When measures are taken by the competent authorities of Member States to trace persons who have been exposed to a source of infectious agents and who have developed or are in danger of developing a communicable disease of Community relevance (‘contact tracing’), personal data may sometimes be exchanged within the EWRS. When exchanging personal data the Member States concerned by contact tracing must use a selective communication channel. This shall offer appropriate guarantees when communicating personal data within the EWRS and should ensure that only adequate, relevant and not excessive personal data is circulated within the EWRS. An indicative list of personal data has been established specifically for contact tracing. It includes information concerning:
- accompanying persons;
- details of persons to be contacted in an emergency.
European legislation on personal data protection (Directive 96/45/EC and Regulation 45/2001/EC) prevails in this case.
The Decision provides for procedures for information, consultation and cooperation among Member States and in liaison with the Commission. These procedures are applied at three levels:
Activation level 1: information exchange
Action level 1 is put in place if the information collected at national level suggests that an event representing a health risk is likely.

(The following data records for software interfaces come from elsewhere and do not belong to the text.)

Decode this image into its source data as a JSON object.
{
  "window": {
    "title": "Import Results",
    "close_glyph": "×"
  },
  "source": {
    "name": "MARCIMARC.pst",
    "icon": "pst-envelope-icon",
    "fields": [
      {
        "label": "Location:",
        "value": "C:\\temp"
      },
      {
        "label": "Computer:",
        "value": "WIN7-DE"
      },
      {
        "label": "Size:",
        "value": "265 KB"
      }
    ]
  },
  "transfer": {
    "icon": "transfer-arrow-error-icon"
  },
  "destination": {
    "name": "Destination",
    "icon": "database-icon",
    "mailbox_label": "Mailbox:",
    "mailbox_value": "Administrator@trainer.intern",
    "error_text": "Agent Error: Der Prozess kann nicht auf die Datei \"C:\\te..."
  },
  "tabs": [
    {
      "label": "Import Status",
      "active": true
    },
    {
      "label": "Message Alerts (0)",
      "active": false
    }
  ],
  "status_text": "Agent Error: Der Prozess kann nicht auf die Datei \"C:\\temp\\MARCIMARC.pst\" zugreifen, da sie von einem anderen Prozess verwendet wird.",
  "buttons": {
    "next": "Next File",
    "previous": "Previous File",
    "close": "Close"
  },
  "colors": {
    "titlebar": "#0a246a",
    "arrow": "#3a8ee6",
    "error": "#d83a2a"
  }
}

In this case, the Commission and the Member States concerned must ensure that information is exchanged rapidly. The information collected must be assessed as quickly as possible by the competent national health authorities.
Activation level 2: potential threat
In the event of a potential threat to public health, similar information, consultation and cooperation procedures shall be set up. Provision is made for phases of verification/evaluation of the information and deactivation of the system.
Activation level 3: definite threat
In the event of a definite threat, the health authorities concerned shall inform their counterparts in other Member States and the Commission without delay of the nature and scope of the potential threat and the measures they intend to take themselves or in association with other Member States.
Coordination of measures
The health authorities concerned shall without delay inform other Member States and the Commission of the progress and results of the measures taken. They may adopt further measures to be taken at Community level. The Commission shall support Member States in coordinating their efforts to cope with the public health threat and to ensure protection of the population.
The system shall be deactivated after the agreement of the Member States concerned, which shall inform other Member States and the Commission.
Information to the general public and concerned professions
If an event arises, Member States shall without delay provide suitable information material to concerned professionals and the general public and shall inform them of the measures adopted.
|Act||Entry into force||Transposition in the Member States||Official Journal|
OJ L 21 of 26.1.2000
|Amending act(s)||Entry into force||Transposition in the Member States||Official Journal|
OJ L 117 of 1.5.2008
OJ L 181 of 14.7.2009
- Further information available on the European Commission’s "Public Health" website